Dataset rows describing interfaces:
#####
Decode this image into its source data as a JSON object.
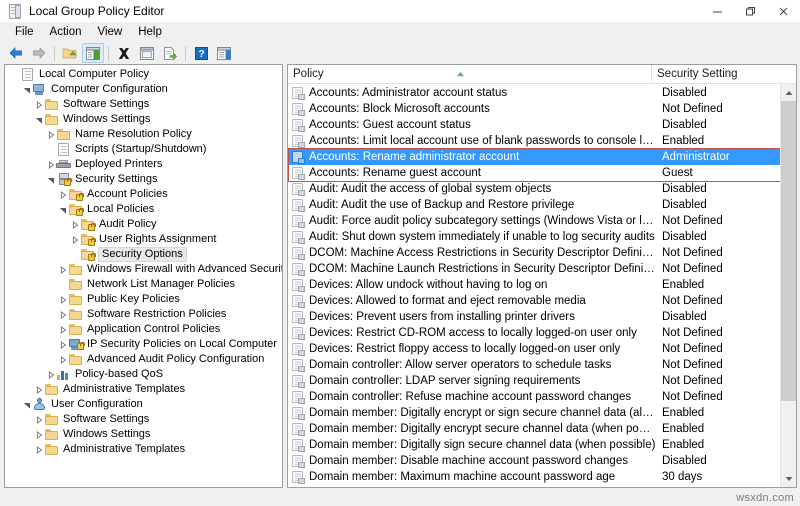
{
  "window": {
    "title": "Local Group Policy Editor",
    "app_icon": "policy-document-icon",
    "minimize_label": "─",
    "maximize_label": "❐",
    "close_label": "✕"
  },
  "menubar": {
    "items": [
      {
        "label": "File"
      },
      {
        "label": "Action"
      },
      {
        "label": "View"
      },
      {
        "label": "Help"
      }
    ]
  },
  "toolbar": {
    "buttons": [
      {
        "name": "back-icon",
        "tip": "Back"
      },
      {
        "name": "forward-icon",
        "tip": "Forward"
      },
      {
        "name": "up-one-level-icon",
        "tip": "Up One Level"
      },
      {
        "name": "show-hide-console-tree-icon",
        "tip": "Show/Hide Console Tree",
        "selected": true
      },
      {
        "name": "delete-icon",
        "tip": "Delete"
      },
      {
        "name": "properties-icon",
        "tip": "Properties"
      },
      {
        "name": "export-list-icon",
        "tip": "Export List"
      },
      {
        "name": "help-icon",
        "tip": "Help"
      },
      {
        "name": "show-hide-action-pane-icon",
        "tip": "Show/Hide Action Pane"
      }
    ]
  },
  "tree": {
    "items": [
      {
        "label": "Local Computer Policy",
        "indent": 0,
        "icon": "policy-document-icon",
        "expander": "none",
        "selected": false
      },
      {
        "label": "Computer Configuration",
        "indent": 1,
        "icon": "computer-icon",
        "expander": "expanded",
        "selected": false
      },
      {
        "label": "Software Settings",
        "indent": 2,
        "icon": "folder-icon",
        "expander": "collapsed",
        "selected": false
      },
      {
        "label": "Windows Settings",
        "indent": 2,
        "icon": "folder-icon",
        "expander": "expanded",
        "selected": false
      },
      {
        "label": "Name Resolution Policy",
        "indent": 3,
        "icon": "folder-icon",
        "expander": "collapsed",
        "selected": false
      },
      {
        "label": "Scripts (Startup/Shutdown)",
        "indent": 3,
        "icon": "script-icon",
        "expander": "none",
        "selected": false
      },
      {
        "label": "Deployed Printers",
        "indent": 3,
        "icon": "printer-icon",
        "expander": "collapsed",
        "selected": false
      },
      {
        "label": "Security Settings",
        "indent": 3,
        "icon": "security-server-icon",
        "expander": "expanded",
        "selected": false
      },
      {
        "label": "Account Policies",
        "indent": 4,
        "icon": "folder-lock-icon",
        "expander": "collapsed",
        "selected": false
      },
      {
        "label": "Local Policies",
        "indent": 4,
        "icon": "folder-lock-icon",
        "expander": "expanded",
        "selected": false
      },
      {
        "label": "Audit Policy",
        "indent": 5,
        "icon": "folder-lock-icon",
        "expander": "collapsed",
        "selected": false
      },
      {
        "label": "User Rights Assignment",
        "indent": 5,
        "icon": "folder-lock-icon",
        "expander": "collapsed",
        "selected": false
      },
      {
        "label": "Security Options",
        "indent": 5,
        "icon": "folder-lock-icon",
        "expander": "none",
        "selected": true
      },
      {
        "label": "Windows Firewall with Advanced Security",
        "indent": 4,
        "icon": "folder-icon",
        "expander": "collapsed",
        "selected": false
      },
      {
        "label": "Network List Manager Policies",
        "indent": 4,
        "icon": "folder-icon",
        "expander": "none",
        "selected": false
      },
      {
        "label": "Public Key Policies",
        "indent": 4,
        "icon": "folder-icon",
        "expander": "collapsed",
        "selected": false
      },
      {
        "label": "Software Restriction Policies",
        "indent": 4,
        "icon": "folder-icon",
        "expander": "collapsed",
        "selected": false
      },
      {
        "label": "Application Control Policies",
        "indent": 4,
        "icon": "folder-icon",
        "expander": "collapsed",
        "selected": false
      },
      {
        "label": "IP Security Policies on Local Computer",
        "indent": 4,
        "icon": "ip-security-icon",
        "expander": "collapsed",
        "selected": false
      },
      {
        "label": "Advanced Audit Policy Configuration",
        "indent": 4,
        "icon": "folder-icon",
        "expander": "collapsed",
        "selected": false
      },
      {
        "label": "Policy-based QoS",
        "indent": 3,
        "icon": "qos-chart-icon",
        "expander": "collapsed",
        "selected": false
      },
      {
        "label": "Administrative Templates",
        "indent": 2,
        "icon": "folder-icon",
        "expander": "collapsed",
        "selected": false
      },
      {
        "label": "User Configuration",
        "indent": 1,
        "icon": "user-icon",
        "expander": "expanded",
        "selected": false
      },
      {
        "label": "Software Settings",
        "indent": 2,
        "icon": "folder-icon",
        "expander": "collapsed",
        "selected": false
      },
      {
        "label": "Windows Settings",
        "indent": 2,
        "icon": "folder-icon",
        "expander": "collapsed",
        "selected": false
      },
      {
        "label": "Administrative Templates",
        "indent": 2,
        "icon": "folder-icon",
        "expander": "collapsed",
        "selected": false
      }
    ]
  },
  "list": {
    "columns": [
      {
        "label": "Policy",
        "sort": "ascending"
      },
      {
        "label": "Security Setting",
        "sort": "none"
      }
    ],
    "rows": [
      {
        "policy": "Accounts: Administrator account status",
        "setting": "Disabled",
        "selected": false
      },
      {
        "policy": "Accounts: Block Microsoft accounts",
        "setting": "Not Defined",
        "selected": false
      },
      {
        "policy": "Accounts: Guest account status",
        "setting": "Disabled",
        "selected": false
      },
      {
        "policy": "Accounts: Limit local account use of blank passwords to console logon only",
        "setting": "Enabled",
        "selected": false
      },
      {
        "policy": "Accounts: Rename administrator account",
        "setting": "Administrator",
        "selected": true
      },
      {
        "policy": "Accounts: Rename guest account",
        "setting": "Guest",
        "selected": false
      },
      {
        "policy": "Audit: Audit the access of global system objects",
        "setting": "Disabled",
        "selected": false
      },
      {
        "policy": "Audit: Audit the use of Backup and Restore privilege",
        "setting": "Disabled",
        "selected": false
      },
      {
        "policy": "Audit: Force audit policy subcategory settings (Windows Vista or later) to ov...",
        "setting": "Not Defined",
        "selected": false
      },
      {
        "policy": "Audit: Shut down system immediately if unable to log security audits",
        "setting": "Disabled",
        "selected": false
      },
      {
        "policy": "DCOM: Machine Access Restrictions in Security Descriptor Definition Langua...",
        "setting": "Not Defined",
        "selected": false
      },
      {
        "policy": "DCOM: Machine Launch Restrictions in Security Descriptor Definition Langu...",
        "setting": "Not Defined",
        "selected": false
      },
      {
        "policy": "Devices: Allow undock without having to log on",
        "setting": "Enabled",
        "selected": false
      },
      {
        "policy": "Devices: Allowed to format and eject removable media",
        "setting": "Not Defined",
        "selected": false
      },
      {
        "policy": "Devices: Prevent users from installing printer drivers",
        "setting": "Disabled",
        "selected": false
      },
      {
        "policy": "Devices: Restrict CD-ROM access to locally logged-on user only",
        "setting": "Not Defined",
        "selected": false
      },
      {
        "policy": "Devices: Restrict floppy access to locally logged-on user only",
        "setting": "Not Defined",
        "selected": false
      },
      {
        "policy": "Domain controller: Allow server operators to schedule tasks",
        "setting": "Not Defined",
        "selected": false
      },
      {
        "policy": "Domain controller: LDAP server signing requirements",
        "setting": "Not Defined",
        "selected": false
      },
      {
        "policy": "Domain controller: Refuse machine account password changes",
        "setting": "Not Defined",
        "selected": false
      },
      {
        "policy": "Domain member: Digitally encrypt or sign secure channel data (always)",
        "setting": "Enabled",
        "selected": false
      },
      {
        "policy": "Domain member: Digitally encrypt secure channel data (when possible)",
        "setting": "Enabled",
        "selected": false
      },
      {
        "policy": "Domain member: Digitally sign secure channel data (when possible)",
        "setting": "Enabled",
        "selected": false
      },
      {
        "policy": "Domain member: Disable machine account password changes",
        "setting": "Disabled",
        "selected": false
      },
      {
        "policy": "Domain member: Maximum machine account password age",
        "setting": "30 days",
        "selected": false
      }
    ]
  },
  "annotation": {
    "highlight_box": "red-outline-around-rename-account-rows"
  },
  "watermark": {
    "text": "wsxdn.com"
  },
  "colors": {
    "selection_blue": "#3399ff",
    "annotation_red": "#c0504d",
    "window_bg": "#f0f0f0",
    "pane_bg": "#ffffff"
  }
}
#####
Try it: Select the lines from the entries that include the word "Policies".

Result:
        "label": "Account Policies",
        "label": "Local Policies",
        "label": "Network List Manager Policies",
        "label": "Public Key Policies",
        "label": "Software Restriction Policies",
        "label": "Application Control Policies",
        "label": "IP Security Policies on Local Computer",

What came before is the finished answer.